Securing your application is the most important things when developing an application.

Since the specification of the Kii Cloud is open, any attackers who know your application's access key (i.e. AppID and AppKey) can imitate your application and access the Kii Cloud. This, however, does not mean they can exploit your users' data. As long as the user data are protected with the proper access control, they are safe even if the access keys are leaked.

On the other hand, the application admin credentials (i.e. ClientID and ClientSecret) must not be leaked at any cost. Any attackers who get these credentials will gain full access to all user data.

This section covers some tips on the application security. When developing your mobile application, you need to be aware of the possible risks and design your application so as to protect your application data with the security features provided by Kii Cloud.

Risk of Leaking Access Keys

As introduced, any attackers having your application's access keys (AppID and AppKey issued by Kii Cloud) will be able to access Kii Cloud as if they are your application.

Obtaining your application AppID and AppKey is not that hard; a skilled attacker, for example, may get them by reverse compiling your application or by referring to your JavaScript file.
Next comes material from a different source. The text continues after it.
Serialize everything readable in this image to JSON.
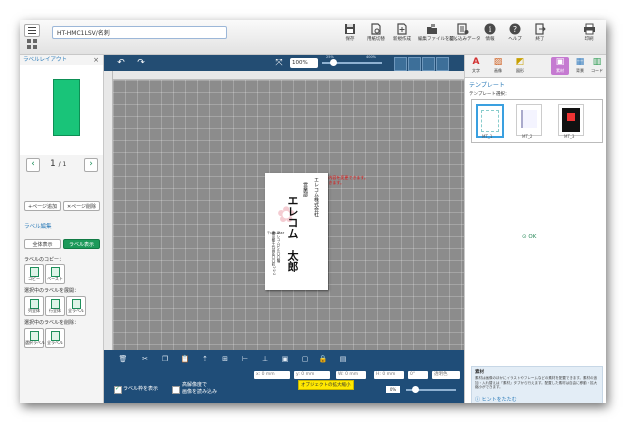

Once they got the keys, they can execute some REST APIs to mimic the access from your application.

Please note that an attacker cannot get your users' passwords by executing REST APIs. This means that they cannot compromise the user data if the data are protected with the appropriate access control:

  • All user-scope data, by default, can be only accessed by the user. An attacker without the user's password, therefore, cannot access the data.

  • All group-scope data, by default, can be only accessed by the users who belong to the group. An attacker without the member's password, therefore, cannot access the data.

In short, user-scope and group-scope data are free from the exploitation as long as the target user's password is secured.

Application-scope data

Application-scope data, by default, are accessible by any authenticated users. This means that they are also open to any attackers who get your application's access keys. Once they get the access keys, they can easily create a new application user and access the data as this user.

In the following example, we are storing a high score of a game as an application scope data. The high score data is vulnerable to attackers because they can easily access and modify it.

Completely preventing the exploitation is hard, but you can alleviate the issue by leveraging the server extension feature as follows:

  • Remove the write permission of any authenticated users from the application scope (you can do this as an application admin). Then, grant the write permission to the scope by a specific user.

  • Deploy server code for updating the high score data as the specific user configured in the previous step.

  • Implement your application in a way that it requests the server code for updating the high score. Upon the request, you can add some tweaks to obfuscate the update request (e.g. sending an evidence of the high score, like some internal states of the game, as a parameter). By introducing the server code in the sequence, you will be able to conceal some of the logics used for the obfuscation (e.g. which internal states are used).

Risk of Leaking Admin Credentials

Anyone with the application admin credentials (i.e. ClientID and ClientSecret) will gain the application administrator privileges and will be able to update any users' data. Leaking your admin credentials, therefore, will spoil your service since an attacker will have full control over all your application data.

It is important to not to embed your admin credentials in your application. Embedding the encrypted credentials in the application is not safe because attackers can reverse compile your application and decrypt the credentials.

If you need to use the admin features from your application, you should use the server extension feature. The server code is maintained in Kii Cloud and is only accessible to the app administrator. Since attackers cannot get your server code, you can put your ClientID and ClientSecret in the code with little risk. Still better, you do not need to put your ClientID and ClientSecret at all since the server extension allows you to use the app administrator token (See this sample code to learn more).

If Admin Credentials are Leaked...

If there is a possibility that the ClientID and ClientSecret leaked to the outside, reset the ClientSecret on the developer portal immediately.

After resetting, the current ClientSecret will be invalidated and a new ClientSecret will be assigned. For the security reason, all access tokens that have been issued before the reset will be invalidated as well.

Obfuscating the Implementation

In general, just obfuscating your application logic only provides you a weak application security. Skilled attackers will reverse-compile your application and will figure out how your obfuscation works. This is especially true for the mobile application for which attackers can easily obtain the executable code for the analysis.

Here is an example. Suppose that you want to create an application with Kii Cloud on which you do not want your user to enter a username and password. You could do this by randomly creating a username and cipher it to create the corresponding password.

This implementation ensures the security by hiding the password generation logic. If an attacker analyzes the application and finds how the password is generated, he can easily generate the valid password by only knowing the username and thus be able to access user-scope and group-scope bucket and data.

You should be prepared for this kind of reverse compiling attack. How complicated your cipher logic is, an attacker will eventually "hack" the application.

In this case, randomly generating a password is better. Your application can store the randomly generated username and password inside the device storage. In this way, an attacker cannot determine the valid password from the username. Even if the attacker reverse-compiles the application and figure out how the password is generated, he will need to access the user's device directly to get the valid pair of the username and password.